Zavier Warren, 6’0”, SS, Central Michigan - Warren started out playing all over the infield, including catching, but mostly stuck at shortstop this season. The switch hitter also saw tremendous growth with the bat in just a years time as he hit .363 with a 1.080 OPS. He cracked eight home runs, but totaled 33 extra base hits. Warren also walked more than he struck out (19% vs 18%). Warren is another player coming off a good Cape Cod where he hit .315 with 14 extra base hits (3 home runs). He has above average speed and should play solid enough defense wherever he plays.

Luke Waddell, 5’9”, IF, Georgia Tech - I feel like I had to get one guy from Georgia on this list, and I was fortunate enough to have one. While Waddell doesn’t have a plus tool, he definitely plays at a high level. His contact ability is subpar and he only struck out 8% of the time while he walked double that. For a smaller guy at 5’9”, he showed some gap power managing a respectable 16 extra base hits. He did play in the Cape Cod league, but just 23 at bats where he hit .174 and committed three errors. That definitely stings a bit for his stock, but I’ll still be interested in seeing how he comes out in 2020.

Jordan Nwogu, 6’3”, OF, Michigan - Nwogu raked as a freshman hitting .349 and he continued to rake as a sophomore with added power. He hit .321 with 12 home runs and 30 total extra base hits. His 15%:17% walk to strikeout percentages were on par with each other. Nwogu is not only big and strong, but he’s fast. He’s a plus runner and very aggressive on the base paths as he swiped 16 bases (only caught 2 times). He’s got an incredible work ethic and is always seen with a big smile on his face. Don’t be surprised if he catapults up to be a Day 1 pick.

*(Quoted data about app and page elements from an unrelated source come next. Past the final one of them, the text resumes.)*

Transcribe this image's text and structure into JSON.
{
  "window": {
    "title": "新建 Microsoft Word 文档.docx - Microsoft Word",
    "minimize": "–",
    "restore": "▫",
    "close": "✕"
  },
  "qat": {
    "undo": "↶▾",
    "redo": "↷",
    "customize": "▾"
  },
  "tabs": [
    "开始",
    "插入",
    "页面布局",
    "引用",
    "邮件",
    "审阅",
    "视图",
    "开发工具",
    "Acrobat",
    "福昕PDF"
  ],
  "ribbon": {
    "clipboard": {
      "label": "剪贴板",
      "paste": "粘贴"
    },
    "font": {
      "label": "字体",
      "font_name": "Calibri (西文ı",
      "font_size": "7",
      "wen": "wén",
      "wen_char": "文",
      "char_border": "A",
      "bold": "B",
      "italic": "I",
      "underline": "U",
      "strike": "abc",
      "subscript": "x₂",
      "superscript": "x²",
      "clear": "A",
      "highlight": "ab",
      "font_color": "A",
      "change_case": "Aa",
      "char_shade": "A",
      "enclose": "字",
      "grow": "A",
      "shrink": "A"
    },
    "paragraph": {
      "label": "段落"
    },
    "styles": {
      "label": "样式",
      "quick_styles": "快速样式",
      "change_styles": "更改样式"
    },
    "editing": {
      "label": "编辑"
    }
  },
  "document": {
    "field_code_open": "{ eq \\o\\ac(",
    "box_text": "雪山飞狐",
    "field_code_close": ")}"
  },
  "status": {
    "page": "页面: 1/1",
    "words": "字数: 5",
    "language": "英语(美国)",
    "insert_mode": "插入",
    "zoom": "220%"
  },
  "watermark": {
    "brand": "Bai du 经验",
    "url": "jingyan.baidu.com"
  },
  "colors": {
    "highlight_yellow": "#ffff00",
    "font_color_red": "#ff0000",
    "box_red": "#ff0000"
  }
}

Damon Dues, 6’0”, IF, Wright State - While not the strongest athlete, Dues has incredible strike zone judgement. He’s hit over .300 both seasons at Wright State and went from zero home runs to four. Again, not great, but that’s still improvement. He walked almost double than he struck out. He played in a wood bat league the past two seasons, but they were somewhat of a mixed bag since they are both small sample size. In 2018 he hit .400 in 35 at bats, and this year hit .231 in just 26 at bats. He’s just an average runner at best and doesn’t have the strongest of arms, so he might be relegated to second base at the next level. Despite not being overly fast, he did steal 28 bases.

Mario Camilletti, 5’9”, IF, Oakland - Like Waddell, Camilletti posted a walk rate that was double that of his strikeout rate (22% vs 11%). He hit .306, but just a .400 SLG. He’s on on base machine though and is a good base runner with 10 steals. More importantly, he showed well in the Northwoods league (wood bat) hitting .297 with eight extra base hits and 16 stolen bases (59 walks vs 23 strikeouts in 246 at bats).

Honorable mentions include Dylan Neuse, Tyler Keenan and Ron Washington Jr. Washington is a toolsy kid, but has been uneven with the bat his first two seasons at Pitt. He needs to be more consistent and show more in game power. He’s a plus to plus-plus runner with a strong arm. There’s a lot to like here and he’ll shoot up boards if he has a breakout offensively. Neuse is a small guy (5’9”) with some speed and a bit of pop. He hit eight home runs as a sophomore and stole 16 bases. He’s likely relegated to second base or left field in the future, but does have average to above average speed and has more than enough arm for 2B/OF. Tyler Keenan hit 15 bombs, but couldn’t get many doubles due to his catcher like speed. He’s played mostly third and a little first this past season, but long term he’s most likely to stick at first base.

Bonus mention is Nander De Sedas. There were more than a few Braves fans that wanted this guy in the 2018 draft. He was not good offensively his Freshman year only hitting .231 with four homers while striking out 24% of the time. So really not good. He’ll be draft eligible as a Sophomore, but he’ll need a huge improvement if he wants to get drafted.